Friday, September 25, 2009

Cool Cool JS toolbox

Just found this good website having tons of cool JavaScript tools - free for commercial use too.
Check out the dynamic menus - always needed in any web-site development.

Wednesday, September 16, 2009

Should we call Dispose() on a Dataset?

During one of my code reviews, I saw that the development team had called 'Dispose()' on all the datasets used in the application. I knew that the Dataset was a disconnected managed object and could not understand what the dispose method would actually be doing? Dispose() is typically called to release unmanaged resources such as file-pointers, streams, socket connections, etc. In most cases, such classes also expose a Close() method that is more appropriate.

Discussions with the developers revealed that FxCop also throws an error when Dispose() is not called on Datasets.
Further investigation revleaded that the Dataset exposes the Dispose() method as a side effect of inheritance. The Dataset class inherits from the MarshalByValueComponent which implements the IDisposable interface because it is a component. The method is not overridden in the System.Data.Dataset class and the default implementation is in the MarshalByValueComponent class. The default implementation just removes the component from the parent container it is in. But in case of Dataset, there are no parent containers and hence the Dispose() method does nothing useful.

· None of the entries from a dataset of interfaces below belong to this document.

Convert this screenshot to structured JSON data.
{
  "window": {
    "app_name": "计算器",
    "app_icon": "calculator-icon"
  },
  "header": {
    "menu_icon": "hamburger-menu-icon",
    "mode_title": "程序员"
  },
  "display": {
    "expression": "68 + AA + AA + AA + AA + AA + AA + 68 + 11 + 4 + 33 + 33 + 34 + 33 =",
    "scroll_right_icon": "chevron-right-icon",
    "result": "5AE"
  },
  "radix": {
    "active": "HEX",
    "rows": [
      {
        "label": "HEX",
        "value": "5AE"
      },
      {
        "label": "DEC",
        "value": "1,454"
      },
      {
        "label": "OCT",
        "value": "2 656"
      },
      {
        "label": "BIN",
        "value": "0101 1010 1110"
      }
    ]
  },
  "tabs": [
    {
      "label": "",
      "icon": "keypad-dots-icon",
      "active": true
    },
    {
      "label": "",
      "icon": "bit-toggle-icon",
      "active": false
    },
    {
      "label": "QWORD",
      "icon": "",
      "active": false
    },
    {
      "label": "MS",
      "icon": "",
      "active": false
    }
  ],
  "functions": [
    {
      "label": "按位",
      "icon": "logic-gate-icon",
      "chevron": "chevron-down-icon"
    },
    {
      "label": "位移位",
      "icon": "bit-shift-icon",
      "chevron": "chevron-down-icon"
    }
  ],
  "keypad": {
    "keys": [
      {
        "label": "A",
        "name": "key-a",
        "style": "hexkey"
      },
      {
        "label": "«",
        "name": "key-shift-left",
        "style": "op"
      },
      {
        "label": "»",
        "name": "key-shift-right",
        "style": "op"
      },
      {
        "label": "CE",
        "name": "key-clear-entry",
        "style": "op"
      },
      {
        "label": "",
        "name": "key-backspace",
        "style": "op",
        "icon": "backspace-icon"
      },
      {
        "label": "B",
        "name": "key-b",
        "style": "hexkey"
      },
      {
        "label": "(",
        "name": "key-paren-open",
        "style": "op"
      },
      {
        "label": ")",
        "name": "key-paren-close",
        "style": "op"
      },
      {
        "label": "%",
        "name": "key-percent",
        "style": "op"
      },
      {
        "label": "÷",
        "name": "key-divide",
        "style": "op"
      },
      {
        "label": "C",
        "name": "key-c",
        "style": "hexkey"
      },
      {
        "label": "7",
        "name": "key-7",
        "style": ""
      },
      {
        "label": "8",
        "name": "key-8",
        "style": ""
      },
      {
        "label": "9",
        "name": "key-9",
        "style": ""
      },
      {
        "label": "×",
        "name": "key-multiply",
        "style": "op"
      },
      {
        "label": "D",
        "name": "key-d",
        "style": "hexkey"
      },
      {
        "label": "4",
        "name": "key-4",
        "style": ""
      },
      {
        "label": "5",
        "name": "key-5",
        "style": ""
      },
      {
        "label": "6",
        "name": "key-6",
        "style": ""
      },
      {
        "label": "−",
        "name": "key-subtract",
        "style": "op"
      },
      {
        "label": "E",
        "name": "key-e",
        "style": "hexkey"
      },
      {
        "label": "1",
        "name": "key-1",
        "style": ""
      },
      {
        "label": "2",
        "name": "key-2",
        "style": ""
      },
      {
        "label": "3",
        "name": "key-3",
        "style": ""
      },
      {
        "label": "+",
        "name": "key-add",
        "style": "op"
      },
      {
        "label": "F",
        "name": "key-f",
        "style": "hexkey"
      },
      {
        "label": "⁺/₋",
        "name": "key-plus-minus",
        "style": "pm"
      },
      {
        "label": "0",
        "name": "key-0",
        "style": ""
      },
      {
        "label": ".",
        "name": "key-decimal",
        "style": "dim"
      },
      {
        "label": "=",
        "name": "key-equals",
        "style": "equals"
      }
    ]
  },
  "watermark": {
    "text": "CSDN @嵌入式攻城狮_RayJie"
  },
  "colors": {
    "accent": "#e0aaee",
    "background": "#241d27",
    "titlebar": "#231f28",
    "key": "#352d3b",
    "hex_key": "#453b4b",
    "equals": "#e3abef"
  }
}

Conclusion: It is not necessary to call Dispose() on Datasets. Developers can safely ignore the FxCop warnings too :)

Ruminating over XML Schema concepts

In a recent discussion with my team members, I sensed a lot of confusion over basic concepts on XML Schemas and namespaces - especially over targetNamespace, DefaultNamespace, elements vs types, etc. Well first, lets get the fundamentals right.

A XML schema defines and declares types (complex and simple) and elements. All elements have a type. If the type has not been specified, it defaults to xsd:anyType. It's easy to understand this by drawing an anology between a class and an object. New elements can be created by referencing existing elements.

In a WSDL message description, a WSDL part may reference an element or a type. If the SOAP binding specifies style="document", then the WSDL part must reference an element. If the SOAP binding specifies style="rpc", then the WSDL part must reference a type.
Now coming to namespaces, users typically get confused over the difference between a targetNamespace and defaultNamespace. The 'targetNamespace' attribute is typically used in schema files to identify and select the namespace into which new elements that are defined are created in. It is the namespace an instance is going to use to access the types it declares. For e.g. An XML document may use this schema as the default schema. Default schema is defined simply by using 'xmlns=' without a prefix.
It is important to remember that XML schema is itself an XML document. Hence a schema can contain a namespace attribute and also a targetNamespace attribute. Typically they are the same.

Jotting down links where more explanation is given: